Two roads diverged in a yellow wood,
And sorry I could not travel both
And be one traveler, long I stood
And looked down one as far as I could
To where it bent in the undergrowth;
For those of you that hadn't heard already, I just wanted to share a piece of good news: Qt have officially announced plans to start moving to an open governance model.
Then took the other, as just as fair,
And having perhaps the better claim,
Because it was grassy and wanted wear;
Though as for that the passing there
Had worn them really about the same,

And both that morning equally lay
In leaves no step had trodden black.
Oh, I kept the first for another day!
Yet knowing how way leads on to way,
I doubted if I should ever come back.
This is by no means going to be a short, or an easy journey, but I have high hopes that it will be productive, fulfilling, and rewarding in the long term.
I shall be telling this with a sigh
Somewhere ages and ages hence:
Two roads diverged in a wood, and I--
I took the one less traveled by,
And that has made all the difference.

-- Robert Frost

Down to business, it's important to realise that this is not going to happen overnight.

But: in the longer term, we should see infrastructure start to open up, as I wrote about previously.

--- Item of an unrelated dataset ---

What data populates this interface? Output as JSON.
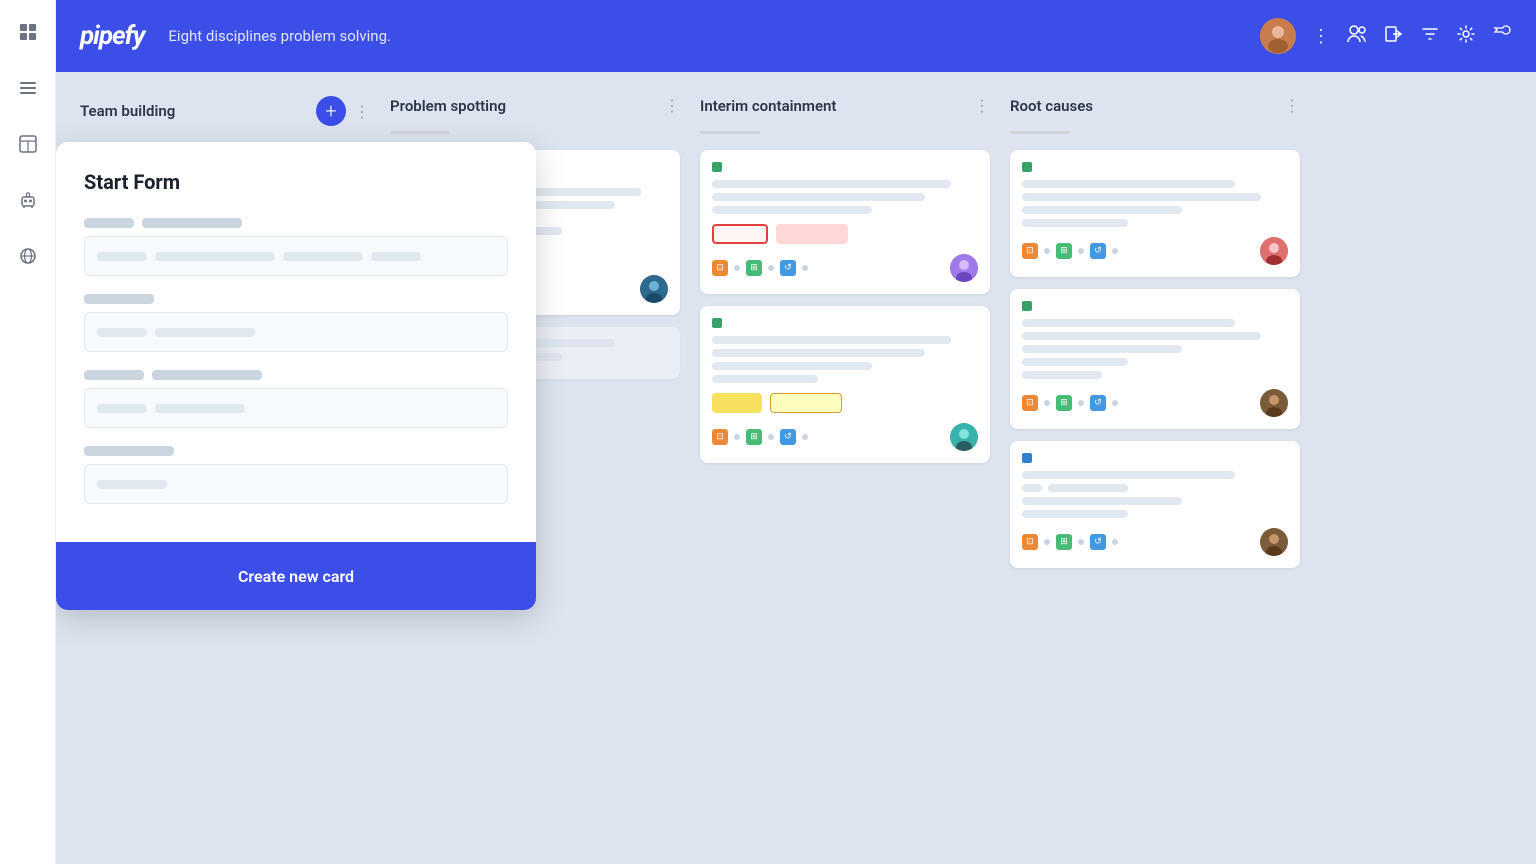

For example, I've already had some chatter with some people from Qt about the work I've done on open testing infrastructure on #qt-labs, as they have similar goals.

With open mailing lists, quality assurance, and other infrastructure, we will have the beginning blocks for a true meritocracy, a more level playing field for independent contributors to Qt.

With that, we will have the capability for anyone to scratch their itches easily, without being bogged down in process, while at the same time, maintaining the high quality and feature set Qt already has today, as a result of keeping the same talented, quality people around.

We're not there yet, and we won't be for a while, but the mould has been made, and now: it's time to get to work.